All new buildings on campus—the Center for Science and the Environment (CSE), Dairy Barn, Student Commons, and Landscape Arbor building—are designed to accommodate rooftop PV arrays to power 100% of the campus’ energy use. The design team performed radiance map studies of each building to determine the optimal PV placement and roof orientation.
Appropriate access to daylighting and view to support the circadian rhythm of students and faculty and help maintain the psychological connection to nature.
Three out of four newly constructed buildings on campus utilize heavy timber as the primary structure, as it is significantly lower in embodied carbon compared to steel or concrete. Together, the three timber buildings save approximately 221 metric tons of carbon dioxide emissions.
Water conservation strategies reduce campus water usage by 50% even while the campus expanded from 450 to 640 students.
Heavy timber structures are uncommon in public schools due to cost and code restrictions. The use of timber reflects the school’s natural setting and environmental educational mission. Together, the two heavy timber structures, Student Commons and net-zero ready Dairy Barn, sequester 75 metric tons of carbon. While the visibility of the structural components offers opportunities for student learning, reinforcing math- and science-based principles, and give the spaces their lofty, warm, and light-filled appearance.
The renovation of Gilbert Hall demonstrates another strategy for the reduction of embodied carbon, building reuse. Programmatic needs and increasing costs often limit the reuse of public buildings. This building avoids 744 metric tons of carbon dioxide emissions versus building a new structure and updates a significant piece of the school’s historical identity.

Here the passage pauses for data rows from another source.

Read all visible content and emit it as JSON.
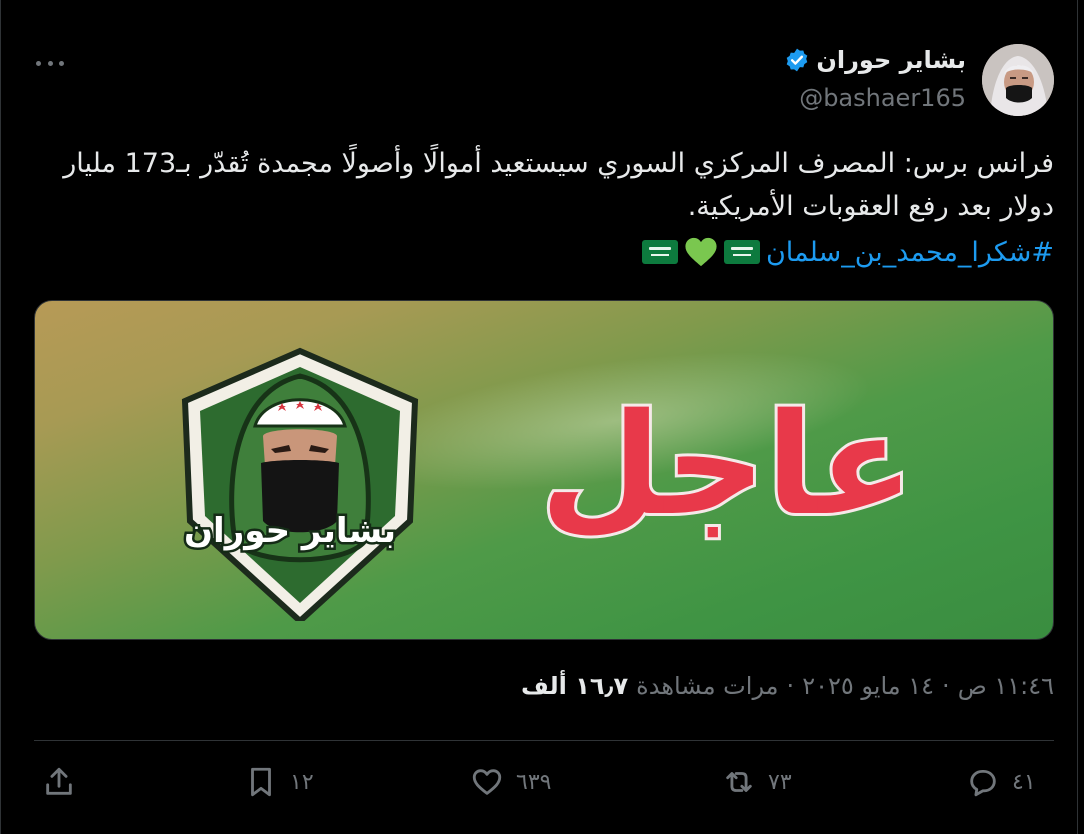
{
  "author": {
    "display_name": "بشاير حوران",
    "handle": "@bashaer165",
    "verified": true
  },
  "tweet": {
    "text": "فرانس برس: المصرف المركزي السوري سيستعيد أموالًا وأصولًا مجمدة تُقدّر بـ173 مليار دولار بعد رفع العقوبات الأمريكية.",
    "hashtag": "#شكرا_محمد_بن_سلمان"
  },
  "media": {
    "headline": "عاجل",
    "logo_text": "بشاير حوران"
  },
  "meta": {
    "time": "١١:٤٦ ص",
    "date": "١٤ مايو ٢٠٢٥",
    "views_count": "١٦٫٧ ألف",
    "views_label": "مرات مشاهدة",
    "separator": "·"
  },
  "actions": {
    "replies": "٤١",
    "reposts": "٧٣",
    "likes": "٦٣٩",
    "bookmarks": "١٢"
  },
  "colors": {
    "background": "#000000",
    "text": "#e7e9ea",
    "muted": "#71767b",
    "accent": "#1d9bf0",
    "verified": "#1d9bf0",
    "breaking_red": "#e8394a"
  },
  "icons": {
    "more": "more-horizontal-icon",
    "verified": "verified-badge-icon",
    "reply": "reply-icon",
    "repost": "repost-icon",
    "like": "heart-icon",
    "bookmark": "bookmark-icon",
    "share": "share-icon"
  }
}
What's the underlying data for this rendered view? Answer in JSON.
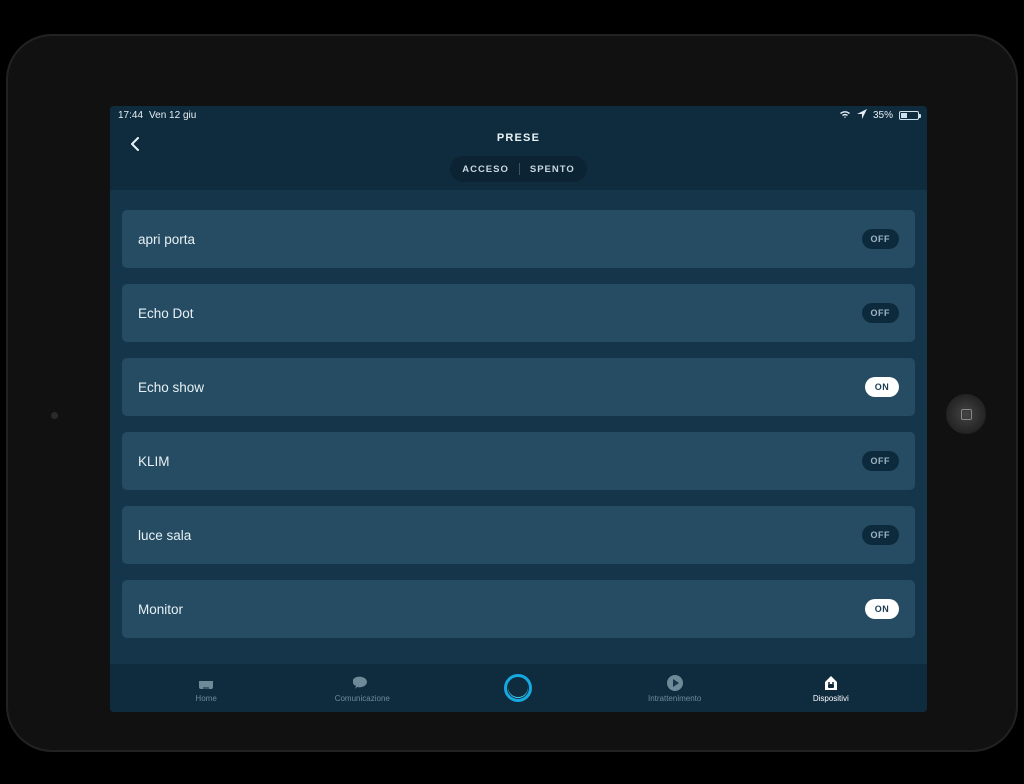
{
  "status": {
    "time": "17:44",
    "date": "Ven 12 giu",
    "battery_pct": "35%",
    "battery_fill_pct": 35
  },
  "header": {
    "title": "PRESE",
    "segment": {
      "on_label": "ACCESO",
      "off_label": "SPENTO"
    }
  },
  "devices": [
    {
      "name": "apri porta",
      "state": "OFF",
      "on": false
    },
    {
      "name": "Echo Dot",
      "state": "OFF",
      "on": false
    },
    {
      "name": "Echo show",
      "state": "ON",
      "on": true
    },
    {
      "name": "KLIM",
      "state": "OFF",
      "on": false
    },
    {
      "name": "luce sala",
      "state": "OFF",
      "on": false
    },
    {
      "name": "Monitor",
      "state": "ON",
      "on": true
    }
  ],
  "nav": {
    "home": "Home",
    "comms": "Comunicazione",
    "entertainment": "Intrattenimento",
    "devices": "Dispositivi"
  }
}
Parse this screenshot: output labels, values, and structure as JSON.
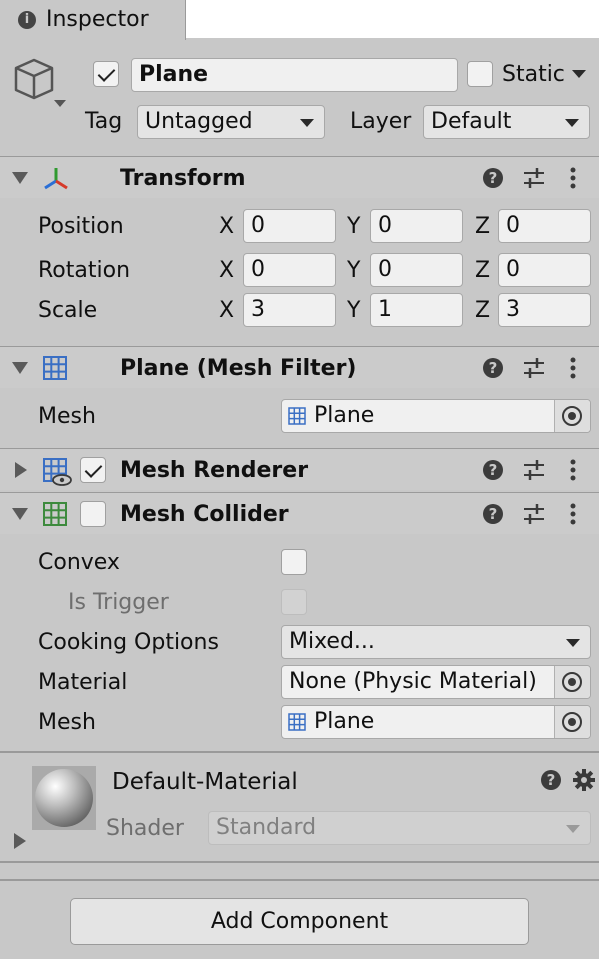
{
  "tab": {
    "title": "Inspector",
    "icon": "info-icon"
  },
  "object": {
    "active": true,
    "name": "Plane",
    "static_label": "Static",
    "tag_label": "Tag",
    "tag_value": "Untagged",
    "layer_label": "Layer",
    "layer_value": "Default"
  },
  "transform": {
    "title": "Transform",
    "rows": [
      {
        "label": "Position",
        "x": "0",
        "y": "0",
        "z": "0"
      },
      {
        "label": "Rotation",
        "x": "0",
        "y": "0",
        "z": "0"
      },
      {
        "label": "Scale",
        "x": "3",
        "y": "1",
        "z": "3"
      }
    ],
    "axes": {
      "x": "X",
      "y": "Y",
      "z": "Z"
    }
  },
  "mesh_filter": {
    "title": "Plane (Mesh Filter)",
    "mesh_label": "Mesh",
    "mesh_value": "Plane"
  },
  "mesh_renderer": {
    "title": "Mesh Renderer",
    "enabled": true
  },
  "mesh_collider": {
    "title": "Mesh Collider",
    "enabled": false,
    "convex_label": "Convex",
    "is_trigger_label": "Is Trigger",
    "cooking_label": "Cooking Options",
    "cooking_value": "Mixed...",
    "material_label": "Material",
    "material_value": "None (Physic Material)",
    "mesh_label": "Mesh",
    "mesh_value": "Plane"
  },
  "material": {
    "name": "Default-Material",
    "shader_label": "Shader",
    "shader_value": "Standard"
  },
  "add_component_label": "Add Component",
  "colors": {
    "panel_bg": "#c8c8c8",
    "field_bg": "#f0f0f0",
    "mesh_icon_blue": "#3a6fc4",
    "collider_icon_green": "#3d8a3d"
  }
}
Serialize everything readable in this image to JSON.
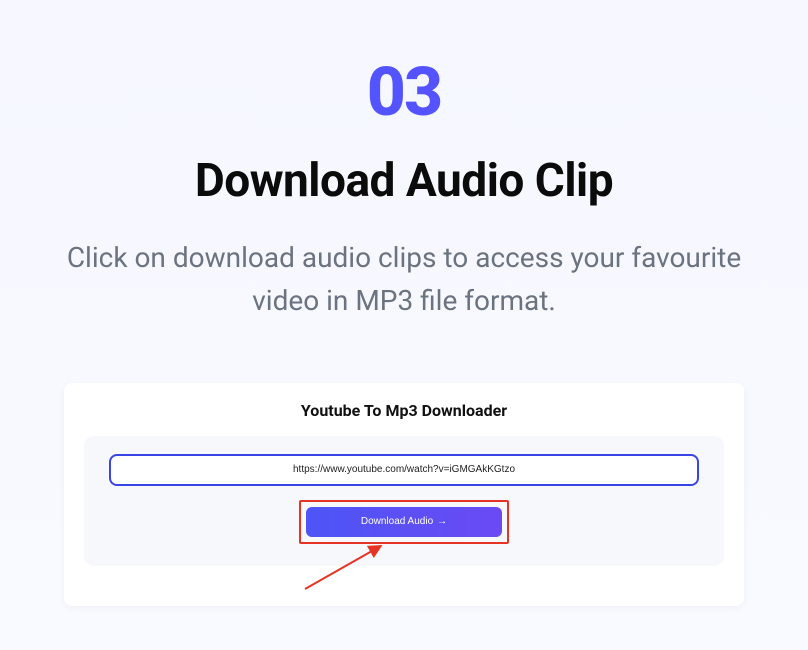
{
  "step": {
    "number": "03",
    "title": "Download Audio Clip",
    "description": "Click on download audio clips to access your favourite video in MP3 file format."
  },
  "mockup": {
    "title": "Youtube To Mp3 Downloader",
    "url_value": "https://www.youtube.com/watch?v=iGMGAkKGtzo",
    "button_label": "Download Audio",
    "button_arrow": "→"
  }
}
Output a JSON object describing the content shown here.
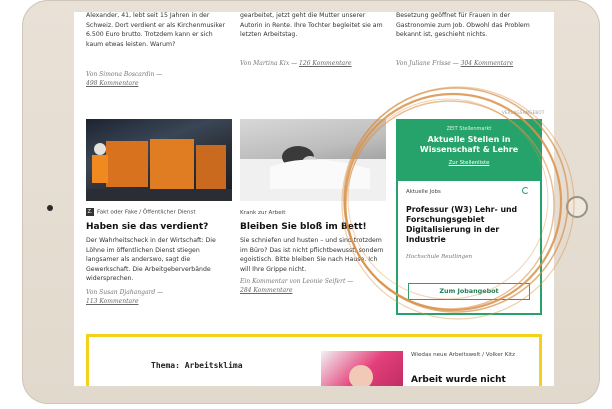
{
  "col1_top": {
    "text": "Alexander, 41, lebt seit 15 Jahren in der Schweiz. Dort verdient er als Kirchenmusiker 6.500 Euro brutto. Trotzdem kann er sich kaum etwas leisten. Warum?",
    "author": "Von Simona Boscardin",
    "comments": "498 Kommentare"
  },
  "col2_top": {
    "text": "gearbeitet, jetzt geht die Mutter unserer Autorin in Rente. Ihre Tochter begleitet sie am letzten Arbeitstag.",
    "author": "Von Martina Kix",
    "comments": "126 Kommentare"
  },
  "col3_top": {
    "text": "Besetzung geöffnet für Frauen in der Gastronomie zum Job. Obwohl das Problem bekannt ist, geschieht nichts.",
    "author": "Von Juliane Frisse",
    "comments": "304 Kommentare"
  },
  "ad_label": "VERLAGSANGEBOT",
  "article1": {
    "logo": "Z.",
    "kicker": "Fakt oder Fake / Öffentlicher Dienst",
    "headline": "Haben sie das verdient?",
    "text": "Der Wahrheitscheck in der Wirtschaft: Die Löhne im öffentlichen Dienst stiegen langsamer als anderswo, sagt die Gewerkschaft. Die Arbeitgeberverbände widersprechen.",
    "author": "Von Susan Djahangard",
    "comments": "113 Kommentare"
  },
  "article2": {
    "kicker": "Krank zur Arbeit",
    "headline": "Bleiben Sie bloß im Bett!",
    "text": "Sie schniefen und husten – und sind trotzdem im Büro? Das ist nicht pflichtbewusst, sondern egoistisch. Bitte bleiben Sie nach Hause. Ich will Ihre Grippe nicht.",
    "author": "Ein Kommentar von Leonie Seifert",
    "comments": "284 Kommentare"
  },
  "jobs": {
    "brand": "ZEIT Stellenmarkt",
    "title": "Aktuelle Stellen in Wissenschaft & Lehre",
    "link": "Zur Stellenliste",
    "section": "Aktuelle Jobs",
    "job_title": "Professur (W3) Lehr- und Forschungsgebiet Digitalisierung in der Industrie",
    "employer": "Hochschule Reutlingen",
    "button": "Zum Jobangebot"
  },
  "theme": {
    "label": "Thema: Arbeitsklima",
    "kicker": "Wiedas neue Arbeitswelt / Volker Kitz",
    "headline": "Arbeit wurde nicht"
  },
  "colors": {
    "accent_green": "#26a36a",
    "theme_yellow": "#f2d21b",
    "ring_orange": "#d9924a"
  }
}
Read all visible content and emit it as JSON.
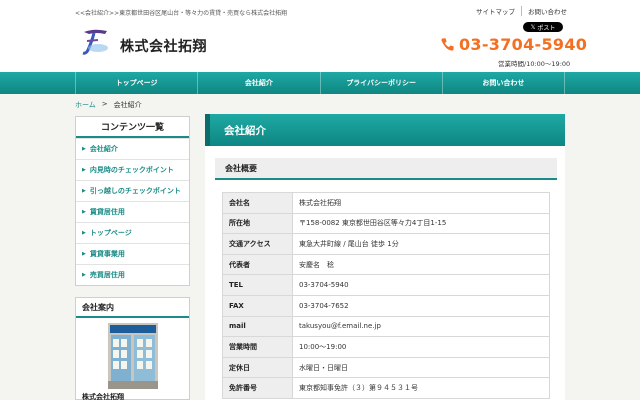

Natural carbon sinks can be overlooked, and maintaining their integrity is an important, carbon savings strategy with broad environmental benefits. Beyond addressing operational carbon, the campus design also addresses waste and water systems, paying homage to its relationship to the Taunton River. Bristol Aggie is the first state-funded public school in Massachusetts with composting toilets, a key water conservation strategy that saves between 95-97% potable water. In addition, comprehensive composting of degradable waste, diverts an average of 90% of trash from landfills and not only avoids the generation of methane but becomes a resource to use on-site.
Using these carbon reduction strategies and holistic approach is regenerative. They contribute to a clean watershed, reduce waste, and create a low-carbon campus, and are powerful lessons for generations of students demonstrating that sustainability and environmental stewardship can be realized.
As a county-based public career technical school, Bristol Aggie serves a diverse range of students from across the region and is a valuable resource to the local community. Early visioning engaged stakeholders in conversations about designing a campus that would best serve the students, educators, community, region, and the State.
Bristol is designed to positively impact student well-being by fostering social interaction, strong connections to nature, and highly visible and interactive constructed interventions. The close ties between the school and the natural landscape are evident the moment you arrive on campus: amphitheater style outdoor seating, a grassy common for gathering and socializing, and rooftop academic spaces foster this connection and nurture students.
Public school projects are a highly visible commitment from a community for future generations. This project not only educates the students and faculty that regularly attend Bristol Aggie, but the highly public nature of this specific school is a model that can educate visiting communities about sustainable practices and be a demonstration for feasible, and fiscally responsible strategies.